Data supplied ::
────────────────────

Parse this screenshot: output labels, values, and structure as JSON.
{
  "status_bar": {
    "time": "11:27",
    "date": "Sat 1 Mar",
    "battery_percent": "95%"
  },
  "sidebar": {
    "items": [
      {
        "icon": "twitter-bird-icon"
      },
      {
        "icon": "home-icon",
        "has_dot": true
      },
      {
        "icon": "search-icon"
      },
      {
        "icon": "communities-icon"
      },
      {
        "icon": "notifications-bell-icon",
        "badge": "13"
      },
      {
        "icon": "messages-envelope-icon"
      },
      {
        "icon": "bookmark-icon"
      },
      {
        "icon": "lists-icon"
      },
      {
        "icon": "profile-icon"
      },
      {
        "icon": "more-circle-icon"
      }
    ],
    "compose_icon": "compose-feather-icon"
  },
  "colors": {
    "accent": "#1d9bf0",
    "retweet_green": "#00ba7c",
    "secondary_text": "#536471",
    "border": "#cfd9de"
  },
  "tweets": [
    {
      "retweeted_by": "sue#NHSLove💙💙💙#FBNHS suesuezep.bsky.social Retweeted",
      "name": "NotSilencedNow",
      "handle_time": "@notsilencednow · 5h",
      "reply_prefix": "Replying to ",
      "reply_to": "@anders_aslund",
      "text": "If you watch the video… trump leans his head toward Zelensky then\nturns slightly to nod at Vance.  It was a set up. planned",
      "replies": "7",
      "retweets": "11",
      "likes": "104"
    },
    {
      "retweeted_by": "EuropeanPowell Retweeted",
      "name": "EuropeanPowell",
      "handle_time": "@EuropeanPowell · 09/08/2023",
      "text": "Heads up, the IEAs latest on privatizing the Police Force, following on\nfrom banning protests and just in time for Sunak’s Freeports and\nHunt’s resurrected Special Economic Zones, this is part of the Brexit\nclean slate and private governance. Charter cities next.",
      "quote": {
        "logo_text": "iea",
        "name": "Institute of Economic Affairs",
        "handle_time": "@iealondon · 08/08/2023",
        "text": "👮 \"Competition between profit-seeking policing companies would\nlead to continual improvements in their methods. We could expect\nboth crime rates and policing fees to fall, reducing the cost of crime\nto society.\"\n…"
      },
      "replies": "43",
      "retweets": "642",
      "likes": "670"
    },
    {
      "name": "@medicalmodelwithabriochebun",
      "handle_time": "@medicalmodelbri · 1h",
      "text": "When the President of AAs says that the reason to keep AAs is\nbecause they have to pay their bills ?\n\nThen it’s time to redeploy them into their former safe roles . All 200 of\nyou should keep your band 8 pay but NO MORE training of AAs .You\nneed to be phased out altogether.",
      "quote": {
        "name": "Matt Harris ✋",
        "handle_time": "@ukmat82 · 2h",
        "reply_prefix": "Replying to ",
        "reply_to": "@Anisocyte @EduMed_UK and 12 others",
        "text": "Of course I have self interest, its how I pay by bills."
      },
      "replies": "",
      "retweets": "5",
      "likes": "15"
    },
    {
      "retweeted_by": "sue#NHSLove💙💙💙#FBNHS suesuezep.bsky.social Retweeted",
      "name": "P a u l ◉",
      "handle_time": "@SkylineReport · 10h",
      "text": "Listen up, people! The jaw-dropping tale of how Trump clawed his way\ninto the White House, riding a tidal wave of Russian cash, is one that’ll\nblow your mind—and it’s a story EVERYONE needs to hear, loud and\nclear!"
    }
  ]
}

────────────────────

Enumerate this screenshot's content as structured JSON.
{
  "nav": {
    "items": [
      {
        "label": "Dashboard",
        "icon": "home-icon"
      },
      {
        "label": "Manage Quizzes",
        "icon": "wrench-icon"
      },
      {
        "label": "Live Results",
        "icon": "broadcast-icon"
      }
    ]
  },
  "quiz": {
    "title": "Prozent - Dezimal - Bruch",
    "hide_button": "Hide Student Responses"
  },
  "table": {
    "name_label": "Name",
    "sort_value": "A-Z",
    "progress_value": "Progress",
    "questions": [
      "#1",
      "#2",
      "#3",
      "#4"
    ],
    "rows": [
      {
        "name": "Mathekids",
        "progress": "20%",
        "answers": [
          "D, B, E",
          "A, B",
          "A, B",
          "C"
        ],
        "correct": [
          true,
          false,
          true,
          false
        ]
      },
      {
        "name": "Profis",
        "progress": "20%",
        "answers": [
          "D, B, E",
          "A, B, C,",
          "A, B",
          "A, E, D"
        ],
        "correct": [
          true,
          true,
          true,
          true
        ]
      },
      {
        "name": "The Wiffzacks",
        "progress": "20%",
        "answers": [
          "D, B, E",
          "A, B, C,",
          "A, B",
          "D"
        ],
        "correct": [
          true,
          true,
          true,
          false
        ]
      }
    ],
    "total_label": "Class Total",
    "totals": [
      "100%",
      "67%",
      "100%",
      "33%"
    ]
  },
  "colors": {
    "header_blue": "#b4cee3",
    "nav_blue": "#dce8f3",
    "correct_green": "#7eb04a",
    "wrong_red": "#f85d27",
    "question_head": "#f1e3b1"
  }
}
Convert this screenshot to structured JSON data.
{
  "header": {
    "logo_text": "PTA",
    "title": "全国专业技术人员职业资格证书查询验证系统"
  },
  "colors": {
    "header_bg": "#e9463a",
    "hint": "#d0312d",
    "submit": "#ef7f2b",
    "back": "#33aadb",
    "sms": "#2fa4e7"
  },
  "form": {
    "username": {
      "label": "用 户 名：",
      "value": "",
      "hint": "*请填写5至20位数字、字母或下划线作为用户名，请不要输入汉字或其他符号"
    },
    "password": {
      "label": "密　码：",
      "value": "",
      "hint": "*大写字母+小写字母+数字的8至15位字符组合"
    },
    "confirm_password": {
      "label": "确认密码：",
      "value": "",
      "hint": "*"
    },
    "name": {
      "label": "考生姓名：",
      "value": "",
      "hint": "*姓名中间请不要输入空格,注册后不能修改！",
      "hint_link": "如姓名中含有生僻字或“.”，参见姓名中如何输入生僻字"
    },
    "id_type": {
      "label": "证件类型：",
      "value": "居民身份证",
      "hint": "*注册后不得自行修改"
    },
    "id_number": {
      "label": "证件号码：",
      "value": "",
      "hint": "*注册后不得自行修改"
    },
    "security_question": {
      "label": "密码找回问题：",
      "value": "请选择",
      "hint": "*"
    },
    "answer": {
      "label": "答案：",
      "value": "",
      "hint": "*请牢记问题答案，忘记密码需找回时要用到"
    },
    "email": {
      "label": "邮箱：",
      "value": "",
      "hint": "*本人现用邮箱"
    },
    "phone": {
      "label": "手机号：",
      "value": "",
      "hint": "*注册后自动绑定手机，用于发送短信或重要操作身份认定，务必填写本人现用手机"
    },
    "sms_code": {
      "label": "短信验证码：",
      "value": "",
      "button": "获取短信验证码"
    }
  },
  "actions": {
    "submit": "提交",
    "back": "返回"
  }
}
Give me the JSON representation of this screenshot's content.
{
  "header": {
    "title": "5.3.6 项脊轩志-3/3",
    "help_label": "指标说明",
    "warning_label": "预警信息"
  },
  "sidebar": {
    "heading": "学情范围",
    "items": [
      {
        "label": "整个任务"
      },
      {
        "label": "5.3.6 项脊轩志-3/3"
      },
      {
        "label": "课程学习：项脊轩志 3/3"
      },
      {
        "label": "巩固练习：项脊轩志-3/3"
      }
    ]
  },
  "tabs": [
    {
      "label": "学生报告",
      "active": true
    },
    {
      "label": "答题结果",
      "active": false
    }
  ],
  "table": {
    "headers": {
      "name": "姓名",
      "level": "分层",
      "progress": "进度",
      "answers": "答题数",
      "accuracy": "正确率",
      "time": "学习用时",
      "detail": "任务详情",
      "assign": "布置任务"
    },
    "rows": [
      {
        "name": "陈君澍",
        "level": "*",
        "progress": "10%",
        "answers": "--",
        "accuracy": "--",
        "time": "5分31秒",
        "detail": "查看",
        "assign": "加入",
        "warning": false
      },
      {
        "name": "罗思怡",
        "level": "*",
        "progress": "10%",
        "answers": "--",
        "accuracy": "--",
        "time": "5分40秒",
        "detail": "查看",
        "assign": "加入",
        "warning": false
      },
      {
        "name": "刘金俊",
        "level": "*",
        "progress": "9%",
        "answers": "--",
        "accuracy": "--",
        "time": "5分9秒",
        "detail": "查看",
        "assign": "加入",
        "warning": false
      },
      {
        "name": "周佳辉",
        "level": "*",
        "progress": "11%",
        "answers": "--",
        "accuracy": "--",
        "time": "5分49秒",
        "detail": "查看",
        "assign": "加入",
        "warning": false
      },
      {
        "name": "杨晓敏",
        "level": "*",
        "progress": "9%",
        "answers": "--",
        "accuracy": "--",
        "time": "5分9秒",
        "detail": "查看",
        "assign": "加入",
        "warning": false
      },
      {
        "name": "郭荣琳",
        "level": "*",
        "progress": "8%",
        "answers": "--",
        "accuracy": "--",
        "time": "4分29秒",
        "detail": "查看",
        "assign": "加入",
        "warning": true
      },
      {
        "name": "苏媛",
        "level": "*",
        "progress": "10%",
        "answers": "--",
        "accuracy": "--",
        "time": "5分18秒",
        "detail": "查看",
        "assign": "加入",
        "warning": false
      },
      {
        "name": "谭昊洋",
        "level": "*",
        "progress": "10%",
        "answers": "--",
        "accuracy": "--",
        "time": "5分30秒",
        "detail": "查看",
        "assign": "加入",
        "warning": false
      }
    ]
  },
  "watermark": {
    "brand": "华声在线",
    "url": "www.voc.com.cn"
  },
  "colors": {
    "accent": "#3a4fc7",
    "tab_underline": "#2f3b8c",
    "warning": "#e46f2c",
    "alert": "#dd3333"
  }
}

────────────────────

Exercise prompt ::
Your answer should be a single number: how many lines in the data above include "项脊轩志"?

Task result ::
4